Food and Comfort
Throughout “Looking for Alaska,” food or activities involving food are shown as ways in which the characters deal with problems. The most vivid image of food is the bufriedo, a fried bean burrito that the Colonel and his group of friends use as both an initiation rite for joining their gang, and a coping mechanism for the stresses of boarding school. Imagery of food and eating is well developed and thorough, emphasizing significance to the characters and the storyline.
Obesity and Fitting In
As one might expect in a novel in which food plays a prominent role, a number of characters in “Looking for Alaska” are overweight or are referred to by nicknames associated with obesity. The main character, Miles Halter, is called “Pudge” by his roommate and best friend, Chip Martin; the nickname is ironic, because Miles is tall and slender. Chip is described as short and stocky, as are school principal Mr. Starnes and Dr. Hyde. Each is also considered an outcast in the school, suggesting a correlation between weight -- or weight-related nicknames -- and their ability to fit in.

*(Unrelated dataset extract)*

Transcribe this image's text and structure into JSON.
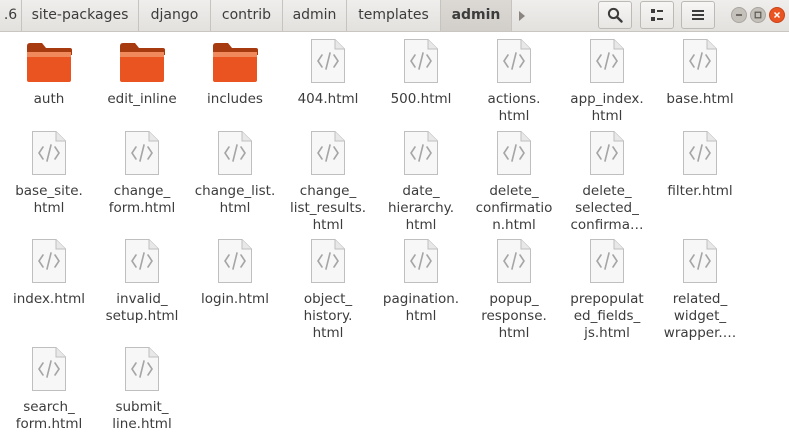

Miles and his group are constantly battling with the Weekday Warriors, a group of popular students at Culver Creek Preparatory School. In the final prank war with the Warriors, Miles and his crew successfully change the Warriors’ grades and put blue dye in their shampoo and hair gel. This combination ends the prank war, with Miles and his crew the victors. When describing their pranks, the characters reveal the degree to which successful pranking reflects an image of popularity at Culver Creek. The pranks are ritualistic displays of power, and when MIles and his friends are ultimately successful in out-pranking the Weekday Warriors, it reveals their power and prestige at school.
Labyrinth of Suffering
The labyrinth of suffering is a recurrent image, introduced by the title character, Alaska, in a conversation with Pudge. Alaska constantly seems to reflect on this image, which evidently emerges from Simon Bolivar’s last words. For Alaska, the labyrinth of suffering is an image of her own inner turmoil and depression, with which she struggles for the entirety of the novel. This suggests that Alaska is trapped in the twists and turns of her own sadness, and she is incapable of escaping this feeling of suffering. Alaska’s death seems to represent her final attempt at escaping.